#### Exercise material ####

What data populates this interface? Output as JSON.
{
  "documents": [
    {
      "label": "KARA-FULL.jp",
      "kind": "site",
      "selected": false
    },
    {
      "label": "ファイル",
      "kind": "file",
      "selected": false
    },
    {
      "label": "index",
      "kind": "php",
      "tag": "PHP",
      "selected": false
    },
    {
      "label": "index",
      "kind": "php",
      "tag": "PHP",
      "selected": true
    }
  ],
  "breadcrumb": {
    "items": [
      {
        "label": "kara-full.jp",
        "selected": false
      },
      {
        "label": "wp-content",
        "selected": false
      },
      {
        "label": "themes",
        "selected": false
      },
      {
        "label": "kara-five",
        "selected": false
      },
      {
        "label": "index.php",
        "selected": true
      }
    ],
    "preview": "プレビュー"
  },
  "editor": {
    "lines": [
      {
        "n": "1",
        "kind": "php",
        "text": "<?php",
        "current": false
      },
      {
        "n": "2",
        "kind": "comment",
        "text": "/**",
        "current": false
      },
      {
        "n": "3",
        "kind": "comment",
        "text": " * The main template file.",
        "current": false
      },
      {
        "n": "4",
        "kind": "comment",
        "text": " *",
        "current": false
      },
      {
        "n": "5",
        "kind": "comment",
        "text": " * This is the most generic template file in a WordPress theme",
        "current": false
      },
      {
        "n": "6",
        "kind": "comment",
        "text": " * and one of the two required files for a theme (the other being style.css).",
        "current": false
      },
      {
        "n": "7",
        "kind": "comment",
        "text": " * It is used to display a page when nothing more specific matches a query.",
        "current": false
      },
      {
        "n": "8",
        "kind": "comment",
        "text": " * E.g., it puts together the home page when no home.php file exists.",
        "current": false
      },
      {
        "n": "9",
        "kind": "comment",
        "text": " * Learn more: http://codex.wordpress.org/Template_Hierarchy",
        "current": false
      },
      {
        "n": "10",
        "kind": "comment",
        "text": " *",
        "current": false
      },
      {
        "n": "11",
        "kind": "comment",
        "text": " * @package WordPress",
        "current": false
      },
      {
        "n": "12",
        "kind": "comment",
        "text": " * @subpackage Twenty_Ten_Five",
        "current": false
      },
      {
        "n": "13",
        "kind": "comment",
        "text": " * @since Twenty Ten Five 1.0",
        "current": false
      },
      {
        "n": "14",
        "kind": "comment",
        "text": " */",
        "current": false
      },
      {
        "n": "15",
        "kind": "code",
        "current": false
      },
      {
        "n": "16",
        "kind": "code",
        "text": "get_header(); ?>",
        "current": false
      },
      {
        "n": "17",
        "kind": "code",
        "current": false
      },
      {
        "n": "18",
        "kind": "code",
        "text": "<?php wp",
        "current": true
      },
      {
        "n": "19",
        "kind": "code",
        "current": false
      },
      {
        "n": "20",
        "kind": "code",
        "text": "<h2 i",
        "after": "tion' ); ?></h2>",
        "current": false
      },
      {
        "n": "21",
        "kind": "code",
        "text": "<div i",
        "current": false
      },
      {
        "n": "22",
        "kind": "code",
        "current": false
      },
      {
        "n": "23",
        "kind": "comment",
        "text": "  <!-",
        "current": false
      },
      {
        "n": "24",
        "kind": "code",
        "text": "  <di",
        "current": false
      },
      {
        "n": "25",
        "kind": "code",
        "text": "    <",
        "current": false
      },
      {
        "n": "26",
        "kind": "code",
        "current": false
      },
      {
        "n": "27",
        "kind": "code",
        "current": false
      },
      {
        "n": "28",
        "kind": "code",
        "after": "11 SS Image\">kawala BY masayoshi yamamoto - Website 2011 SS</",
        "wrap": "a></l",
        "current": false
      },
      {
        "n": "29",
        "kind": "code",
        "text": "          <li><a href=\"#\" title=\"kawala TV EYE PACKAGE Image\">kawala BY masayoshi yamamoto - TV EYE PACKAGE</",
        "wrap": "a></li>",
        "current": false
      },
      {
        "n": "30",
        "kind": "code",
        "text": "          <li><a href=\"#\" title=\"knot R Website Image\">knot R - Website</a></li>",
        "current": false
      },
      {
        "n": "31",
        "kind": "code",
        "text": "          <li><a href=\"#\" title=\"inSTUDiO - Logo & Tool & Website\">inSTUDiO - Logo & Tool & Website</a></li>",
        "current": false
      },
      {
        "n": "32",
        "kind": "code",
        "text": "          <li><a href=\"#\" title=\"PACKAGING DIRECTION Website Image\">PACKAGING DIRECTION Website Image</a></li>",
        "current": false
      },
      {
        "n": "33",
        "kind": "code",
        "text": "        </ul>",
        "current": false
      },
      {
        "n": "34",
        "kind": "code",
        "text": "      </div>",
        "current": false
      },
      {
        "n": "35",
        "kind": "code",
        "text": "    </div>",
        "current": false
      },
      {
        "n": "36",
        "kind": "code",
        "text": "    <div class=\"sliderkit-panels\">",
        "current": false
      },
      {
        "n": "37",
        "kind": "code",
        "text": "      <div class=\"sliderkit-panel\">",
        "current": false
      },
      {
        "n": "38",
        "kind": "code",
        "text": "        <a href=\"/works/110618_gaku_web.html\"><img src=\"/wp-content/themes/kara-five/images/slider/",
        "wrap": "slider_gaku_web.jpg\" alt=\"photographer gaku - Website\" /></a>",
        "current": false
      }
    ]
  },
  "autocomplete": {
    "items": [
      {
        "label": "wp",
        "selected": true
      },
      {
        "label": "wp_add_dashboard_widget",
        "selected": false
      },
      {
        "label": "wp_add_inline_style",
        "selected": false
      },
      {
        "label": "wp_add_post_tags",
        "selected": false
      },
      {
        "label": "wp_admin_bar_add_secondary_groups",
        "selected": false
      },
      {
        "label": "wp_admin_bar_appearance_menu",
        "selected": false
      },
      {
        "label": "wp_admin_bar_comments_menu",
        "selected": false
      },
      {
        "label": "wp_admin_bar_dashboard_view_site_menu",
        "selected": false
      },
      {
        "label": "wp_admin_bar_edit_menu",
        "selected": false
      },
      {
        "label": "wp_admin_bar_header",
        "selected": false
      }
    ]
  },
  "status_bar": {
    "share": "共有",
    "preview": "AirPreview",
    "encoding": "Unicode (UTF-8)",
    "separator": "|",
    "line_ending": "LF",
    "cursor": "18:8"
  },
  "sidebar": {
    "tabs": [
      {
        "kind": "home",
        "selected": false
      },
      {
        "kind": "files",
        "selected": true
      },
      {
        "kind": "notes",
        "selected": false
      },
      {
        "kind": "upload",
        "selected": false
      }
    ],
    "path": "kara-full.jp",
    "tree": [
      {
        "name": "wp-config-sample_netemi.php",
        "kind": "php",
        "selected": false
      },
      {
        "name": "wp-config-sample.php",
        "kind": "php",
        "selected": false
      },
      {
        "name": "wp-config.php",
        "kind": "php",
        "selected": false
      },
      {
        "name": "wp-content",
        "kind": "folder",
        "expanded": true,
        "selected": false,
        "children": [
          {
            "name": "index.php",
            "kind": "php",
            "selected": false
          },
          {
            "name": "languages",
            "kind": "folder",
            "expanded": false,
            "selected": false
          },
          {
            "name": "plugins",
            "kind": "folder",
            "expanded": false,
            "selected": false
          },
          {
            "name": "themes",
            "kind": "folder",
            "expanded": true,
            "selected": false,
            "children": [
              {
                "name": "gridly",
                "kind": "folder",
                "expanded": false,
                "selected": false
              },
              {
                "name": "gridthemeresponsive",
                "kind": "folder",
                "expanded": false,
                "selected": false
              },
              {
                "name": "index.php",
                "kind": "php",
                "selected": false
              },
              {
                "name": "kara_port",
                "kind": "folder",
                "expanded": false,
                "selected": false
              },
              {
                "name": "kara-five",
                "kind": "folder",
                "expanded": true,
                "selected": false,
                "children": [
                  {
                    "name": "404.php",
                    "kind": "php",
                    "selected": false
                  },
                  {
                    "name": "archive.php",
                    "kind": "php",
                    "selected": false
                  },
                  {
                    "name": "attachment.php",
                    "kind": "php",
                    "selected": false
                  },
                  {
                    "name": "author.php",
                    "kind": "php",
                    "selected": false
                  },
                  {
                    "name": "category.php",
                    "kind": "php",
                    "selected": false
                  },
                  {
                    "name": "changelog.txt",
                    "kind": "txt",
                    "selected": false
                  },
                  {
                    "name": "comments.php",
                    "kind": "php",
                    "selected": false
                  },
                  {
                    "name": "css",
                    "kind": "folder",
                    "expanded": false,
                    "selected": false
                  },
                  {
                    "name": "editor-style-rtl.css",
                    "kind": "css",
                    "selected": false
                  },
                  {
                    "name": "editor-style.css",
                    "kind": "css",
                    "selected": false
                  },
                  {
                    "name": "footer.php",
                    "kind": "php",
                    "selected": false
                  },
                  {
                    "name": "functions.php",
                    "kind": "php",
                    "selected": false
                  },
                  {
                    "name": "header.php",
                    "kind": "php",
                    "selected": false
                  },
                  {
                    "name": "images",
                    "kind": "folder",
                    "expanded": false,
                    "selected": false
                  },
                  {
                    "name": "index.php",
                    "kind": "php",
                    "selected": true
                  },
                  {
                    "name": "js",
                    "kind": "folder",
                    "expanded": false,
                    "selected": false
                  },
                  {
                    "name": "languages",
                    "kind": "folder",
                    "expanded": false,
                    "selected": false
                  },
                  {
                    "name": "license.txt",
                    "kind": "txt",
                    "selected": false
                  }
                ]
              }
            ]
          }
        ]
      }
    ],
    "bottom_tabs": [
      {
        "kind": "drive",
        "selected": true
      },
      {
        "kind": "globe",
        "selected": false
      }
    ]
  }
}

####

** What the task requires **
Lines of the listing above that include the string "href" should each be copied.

** Response for this exercise **
        "text": "          <li><a href=\"#\" title=\"kawala TV EYE PACKAGE Image\">kawala BY masayoshi yamamoto - TV EYE PACKAGE</",
        "text": "          <li><a href=\"#\" title=\"knot R Website Image\">knot R - Website</a></li>",
        "text": "          <li><a href=\"#\" title=\"inSTUDiO - Logo & Tool & Website\">inSTUDiO - Logo & Tool & Website</a></li>",
        "text": "          <li><a href=\"#\" title=\"PACKAGING DIRECTION Website Image\">PACKAGING DIRECTION Website Image</a></li>",
        "text": "        <a href=\"/works/110618_gaku_web.html\"><img src=\"/wp-content/themes/kara-five/images/slider/",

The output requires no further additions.